Top of Source records

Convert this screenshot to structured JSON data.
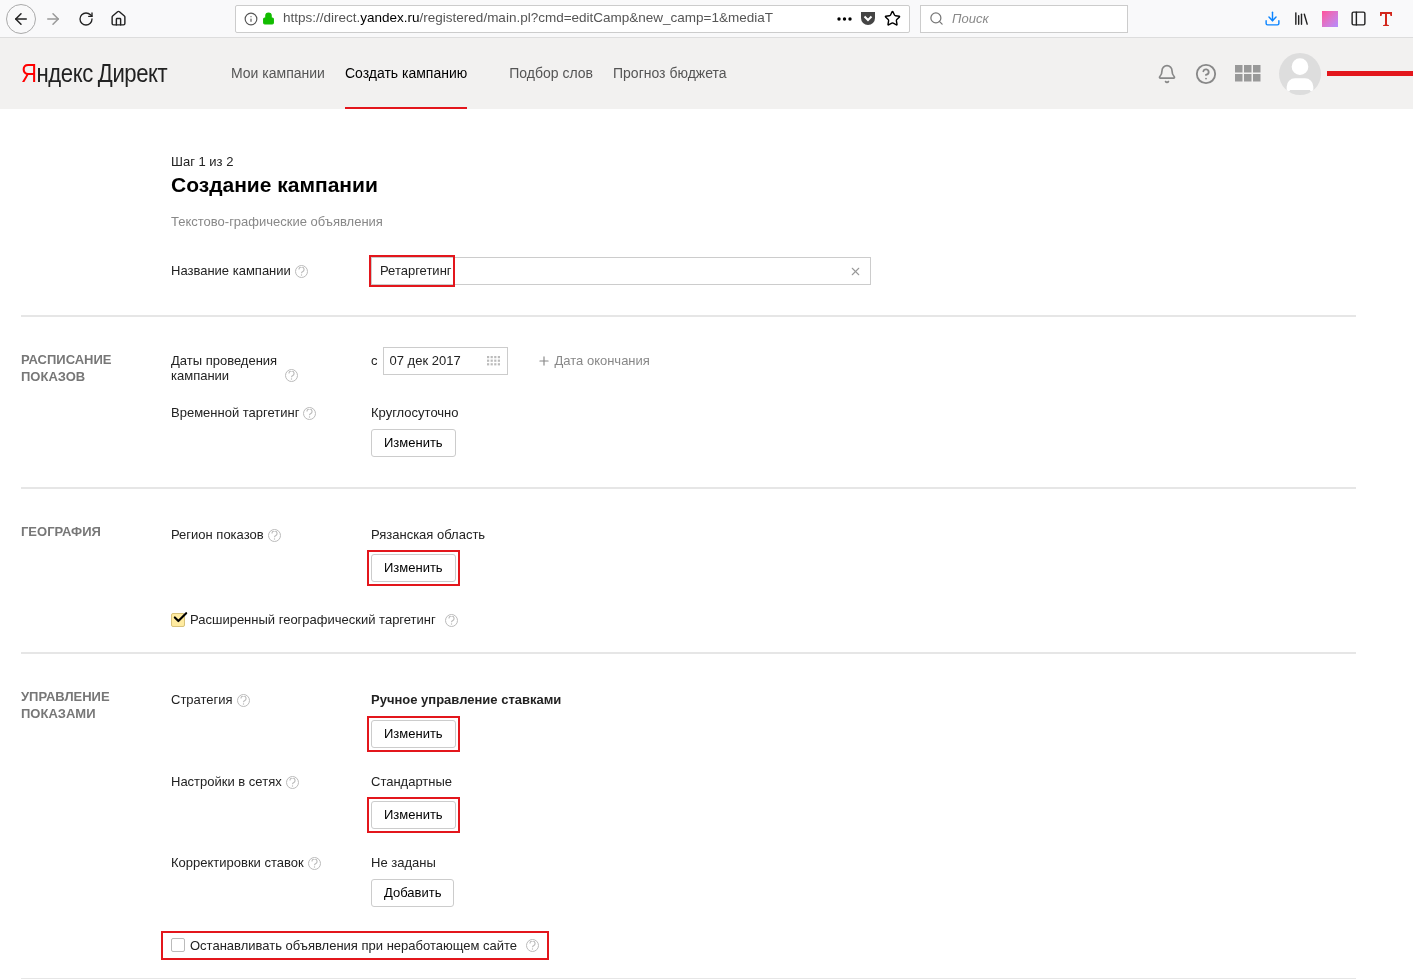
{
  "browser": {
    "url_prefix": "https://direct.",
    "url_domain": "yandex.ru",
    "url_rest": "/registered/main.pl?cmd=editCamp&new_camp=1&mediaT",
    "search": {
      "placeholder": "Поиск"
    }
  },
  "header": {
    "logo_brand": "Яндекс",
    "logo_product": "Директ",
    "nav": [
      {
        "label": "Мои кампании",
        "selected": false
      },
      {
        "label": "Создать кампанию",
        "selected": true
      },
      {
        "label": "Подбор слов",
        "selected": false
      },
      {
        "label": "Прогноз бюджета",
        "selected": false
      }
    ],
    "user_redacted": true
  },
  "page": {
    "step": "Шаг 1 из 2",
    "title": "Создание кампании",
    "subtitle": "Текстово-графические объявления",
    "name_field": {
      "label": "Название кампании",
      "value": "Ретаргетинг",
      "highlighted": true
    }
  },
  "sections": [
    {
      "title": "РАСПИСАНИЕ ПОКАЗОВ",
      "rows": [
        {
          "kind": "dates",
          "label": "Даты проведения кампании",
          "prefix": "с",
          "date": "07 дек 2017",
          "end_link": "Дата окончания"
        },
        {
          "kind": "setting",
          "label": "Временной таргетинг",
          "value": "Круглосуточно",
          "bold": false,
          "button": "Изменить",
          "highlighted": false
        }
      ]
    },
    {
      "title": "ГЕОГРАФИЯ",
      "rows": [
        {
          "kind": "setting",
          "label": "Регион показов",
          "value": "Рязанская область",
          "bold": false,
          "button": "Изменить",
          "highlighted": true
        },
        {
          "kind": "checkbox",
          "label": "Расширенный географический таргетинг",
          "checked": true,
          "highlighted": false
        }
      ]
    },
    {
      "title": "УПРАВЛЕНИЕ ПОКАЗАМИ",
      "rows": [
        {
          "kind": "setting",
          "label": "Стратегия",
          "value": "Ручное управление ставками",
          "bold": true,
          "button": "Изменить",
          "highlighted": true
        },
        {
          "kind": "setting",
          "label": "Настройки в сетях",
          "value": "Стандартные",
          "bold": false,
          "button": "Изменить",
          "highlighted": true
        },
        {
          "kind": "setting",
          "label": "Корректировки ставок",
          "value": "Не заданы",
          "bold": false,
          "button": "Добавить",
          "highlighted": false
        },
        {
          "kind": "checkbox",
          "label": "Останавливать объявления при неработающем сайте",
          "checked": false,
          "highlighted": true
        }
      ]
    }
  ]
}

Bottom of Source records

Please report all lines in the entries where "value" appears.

      "value": "Ретаргетинг",
          "value": "Круглосуточно",
          "value": "Рязанская область",
          "value": "Ручное управление ставками",
          "value": "Стандартные",
          "value": "Не заданы",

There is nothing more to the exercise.